And we’re back at it! It’s that time of year when Hollywood releases what they consider their artistic triumphs in an attempt to secure Oscar glory, and I do my best to watch them all and determine whether it was worth the effort. Welcome to my third annual “Chasing Oscar” series!
Fences, adapted from the August Wilson play, is a film about the tragedy of unfulfilled potential: the nagging regret and the festering resentment that comes when you bury the pain. Troy Maxson is a man with plenty of it, a black sanitation worker in 1950s Philadelphia who had dreams of baseball stardom but didn’t have the means or support to see it through. In his middle age, he is a silver-tongued, wisecracking, crumbling soul that is flailing in the quickly advancing world that he could never get a handle on.
As family patriarch, Troy’s hardened self-pity hurts those around him. He berates his sons, adult musician Lyons and teenaged football talent Cory, for their perceived lack of work ethic and dependence on his small finances. Troy balks at Cory’s college bound path, a reminder of his own failed sports ambitions, and takes cruel steps to undercut him. He is gentler towards his brother Gabe, mentally impaired from a war injury, although guilt from collecting his pension keeps them distant. And then there is Rose, whose love and devotion isn’t enough to keep Troy’s eye from wandering.
Denzel Washington, serving as Fences’ star and director, played Troy in a Broadway revival, and his deep connection to the material shines through. He flies through the dense, rapid-fire dialogue with ease and imbues Troy with a relatable, no-nonsense affability that makes his inner failings sting. In his direction, Washington shows deference to Wilson’s book and an intimate appreciation of the culture he wanted to showcase. Mostly constrained to the Maxson kitchen and backyard, the experience is thoroughly, unapologetically Black. The scope of action rarely ventures beyond the homestead, further conveying the Maxsons’ deep, close-knit fractures. Washington resists the urge to dull the film’s stage roots, and it mostly works. He could’ve spared 20 or so minutes: at two and a half hours, the energetic propulsion of Wilson’s dialogue does lose some steam, and the scenes outside of the home feel extraneous. Those issues are relatively minor, especially when held against the tremendous acting talent of Washington and his stage and screen co-star Viola Davis.
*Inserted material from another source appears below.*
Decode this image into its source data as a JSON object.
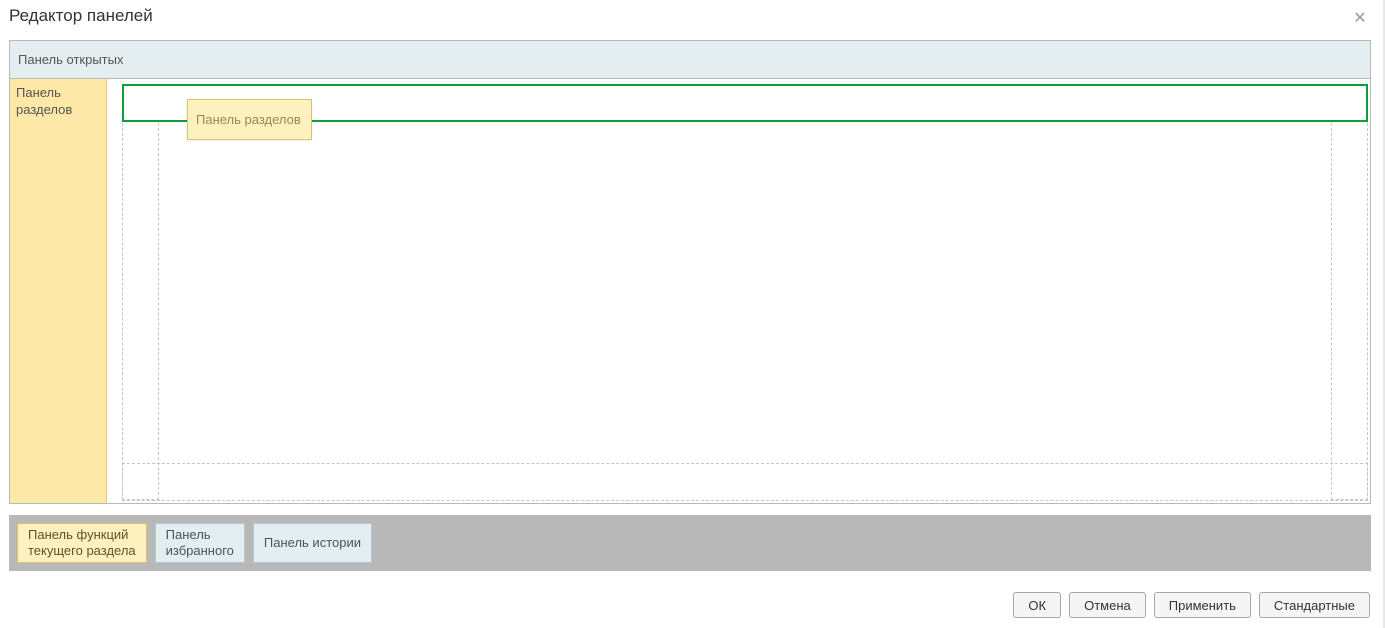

Speaking of Davis, damn, she is so winning an Academy Award for this role. Her performance is a masterclass of simmering heartbreak and exasperation that explodes in a pressure cooker of a scene that is even more searing than previews suggest. I was sure that her competing in the Best Supporting Actress category was a huge error, but it makes sense upon viewing. Davis plays the good, tired wife of Rose so well, ribbing her over-exaggerated spouse and pleading for peace when his impulses want the opposite. She truly comes alive, though, when the extent of Troy’s failings come to light. Davis telegraphs Wilson’s words into a ferocious rebuke of the trappings of Black Womanhood that inspired rapturous applause in the theater I was in. Rose’s reclamation of agency in the film’s third act, small as it is, is cathartic joy.
At a time when the value of Blackness has been open to interpretation, Fences finds the tragic beauty in the internal and external pressures that define it. Washington transmutes August Wilson’s play into a powerful, emotional film that is daring in how it portrays Black culture, warts and all. Fences is also a playground for two of Hollywood’s finest actors at the peak of their powers, delivering engrossing, note-perfect performances that is a privilege to watch. I believe the Academy will feel the same and bestow them the recognition they deserve.